Here we are in “the in-between,” the week between Christmas and New Year’s. Not quite 2018, but not feeling really 2017. This week is an annual reminder of the Chinese term a “bardo” state—the transition between death and rebirth. According to the “Tibetan Book of the Dead,” what we choose in bardo determines what kind of realm a person gets to experience next. All the hell realms, such as the Realm of Hungry Ghosts, are creations of our hatred, anger and misdirected desires. Although we Americans live in the most materially abundant society in history, we seem particularly attracted to the Realm of Hungry Ghosts, with endless cravings that can never be satiated.
Between Zach Hanner’s “The Greatest Gift” at TheatreNOW, watching “It’s a Wonderful Life” and “A Charlie Brown Christmas,” and enjoying the change of seasons, I reflected with hope on the possibility of positive change. We’re not so bad as a race!
Sure, some of us vote on a tax plan to benefit the rich and kill healthcare options for millions, but, as seen in “The Greatest Gift,” others willingly donate their kidney to a sibling. Sure, some of us see the world like the greedy, grasping, angry, Mr. Potter, from “It’s a Wonderful Life,” but I’m confident there are millions and millions of kind-hearted folks out there, like Linus, who understand the “true meaning of Christmas.”
Still glowing with the holiday spirit and the optimism from seeing fellow travelers in the best possible light, I checked my email to read news from friends and family. What good tidings of great joy had landed in my inbox?
Ah! A baby boy for a cousin!
A planned marriage!
And an invitation to another gathering of several friends to celebrate the arrival of three new lives!
Talk about rebirth.
And, then, I noticed an email from our POTUS 45’s campaign organization. (I’m still on their email list to get routine updates and requests for support.) Usually, I dismiss or delete them without reading. But I opened this one because it’s Christmas, and I really do hold out hope POTUS 45 will one day change and begin to learn what Linus knew 50 years ago. The pre-Christmas email to big-league supporters like me included this classy Christmas message:
“You heard it from President Trump from the very beginning: America will once again say ‘Merry Christmas’ just like the good old days. And we’re saying ‘Merry Christmas’ to all of you, our incredibly loyal supporters, with this FLASH SALE on our 24k-gold-plated MAGA Christmas ornaments.”
So much for my hope of change.
24K-gold-plated MAGA Christmas ornaments? Selling swag for Christmas! POTUS 45 didn’t listen to Linus! They clearly align with his sister, Lucy, and believe Christmas is “a “commercial racket, run by a big Eastern syndicate.” Weren’t the money changers kicked out of the temple at some point? Are we making America great again by going back to the good old days when the money-changers ran the temple?
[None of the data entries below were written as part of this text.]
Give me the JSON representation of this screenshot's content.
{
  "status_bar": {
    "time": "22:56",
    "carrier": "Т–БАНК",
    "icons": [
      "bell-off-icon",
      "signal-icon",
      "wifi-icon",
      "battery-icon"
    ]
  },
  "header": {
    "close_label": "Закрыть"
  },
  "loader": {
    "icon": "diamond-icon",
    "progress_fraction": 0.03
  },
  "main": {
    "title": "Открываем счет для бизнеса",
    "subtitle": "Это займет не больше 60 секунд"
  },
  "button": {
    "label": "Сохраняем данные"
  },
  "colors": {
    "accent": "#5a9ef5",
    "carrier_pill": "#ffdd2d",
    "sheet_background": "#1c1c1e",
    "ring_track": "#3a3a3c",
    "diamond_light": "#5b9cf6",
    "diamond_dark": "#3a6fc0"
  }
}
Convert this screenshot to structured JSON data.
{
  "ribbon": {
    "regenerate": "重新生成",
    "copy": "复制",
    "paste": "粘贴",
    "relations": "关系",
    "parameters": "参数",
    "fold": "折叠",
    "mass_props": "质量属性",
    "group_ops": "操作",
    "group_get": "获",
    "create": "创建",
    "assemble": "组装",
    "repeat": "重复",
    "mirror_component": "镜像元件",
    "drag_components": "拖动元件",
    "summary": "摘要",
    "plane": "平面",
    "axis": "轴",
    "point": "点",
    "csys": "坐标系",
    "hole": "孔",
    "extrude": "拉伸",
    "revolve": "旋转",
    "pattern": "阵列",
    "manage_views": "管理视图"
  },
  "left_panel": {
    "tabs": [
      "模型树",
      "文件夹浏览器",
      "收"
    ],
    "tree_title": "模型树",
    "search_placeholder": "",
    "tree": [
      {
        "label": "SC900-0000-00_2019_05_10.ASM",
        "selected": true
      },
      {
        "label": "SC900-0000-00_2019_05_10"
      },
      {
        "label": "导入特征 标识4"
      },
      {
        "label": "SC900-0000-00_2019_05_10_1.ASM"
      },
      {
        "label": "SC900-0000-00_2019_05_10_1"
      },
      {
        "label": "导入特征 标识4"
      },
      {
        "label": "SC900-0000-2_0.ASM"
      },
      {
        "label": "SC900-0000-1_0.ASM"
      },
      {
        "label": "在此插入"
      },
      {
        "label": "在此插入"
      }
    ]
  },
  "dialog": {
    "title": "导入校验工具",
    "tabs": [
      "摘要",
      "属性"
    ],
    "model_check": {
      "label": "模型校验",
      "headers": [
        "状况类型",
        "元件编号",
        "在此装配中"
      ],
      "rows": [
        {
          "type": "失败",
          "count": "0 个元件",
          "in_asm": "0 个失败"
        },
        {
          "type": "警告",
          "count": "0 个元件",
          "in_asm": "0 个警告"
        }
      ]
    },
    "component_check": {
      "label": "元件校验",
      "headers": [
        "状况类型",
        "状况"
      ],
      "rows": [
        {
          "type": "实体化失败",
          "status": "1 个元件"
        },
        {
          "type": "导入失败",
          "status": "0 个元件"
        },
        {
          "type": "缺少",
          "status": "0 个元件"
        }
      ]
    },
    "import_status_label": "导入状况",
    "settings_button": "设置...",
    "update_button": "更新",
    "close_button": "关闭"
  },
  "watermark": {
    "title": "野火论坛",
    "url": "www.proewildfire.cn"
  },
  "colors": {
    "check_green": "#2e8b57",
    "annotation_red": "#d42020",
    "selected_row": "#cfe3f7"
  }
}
Advocating going back to “the good old days,” isn’t exactly forward-thinking, innovative, growth-oriented, or science-based. (Can I still write “science-based”?) Besides, would any of us really want to go back to the “good old days” of Windows ‘95? Or Bon Jovi? Or 8-track tapes? Or public lynchings in the South?
I was really starting to lose the holiday spirit.
Wait, “hope” and “change”?
Didn’t America recently elect a poised, intelligent, caring POTUS to the highest office in the land? And wasn’t that campaign based on “hope” and “change”?
I smiled—my hope restored. The current administration (whether it lasts another week or a full term) is merely a bardo state, a transition between rebirths. Sure, we somehow went from a poised president to the King of Hungry Ghosts. But it’s only a temporary hell.
2018 will give us daily opportunities to change, to recommit to each other and steer away from anger, hatred and greed.
Happy New Year!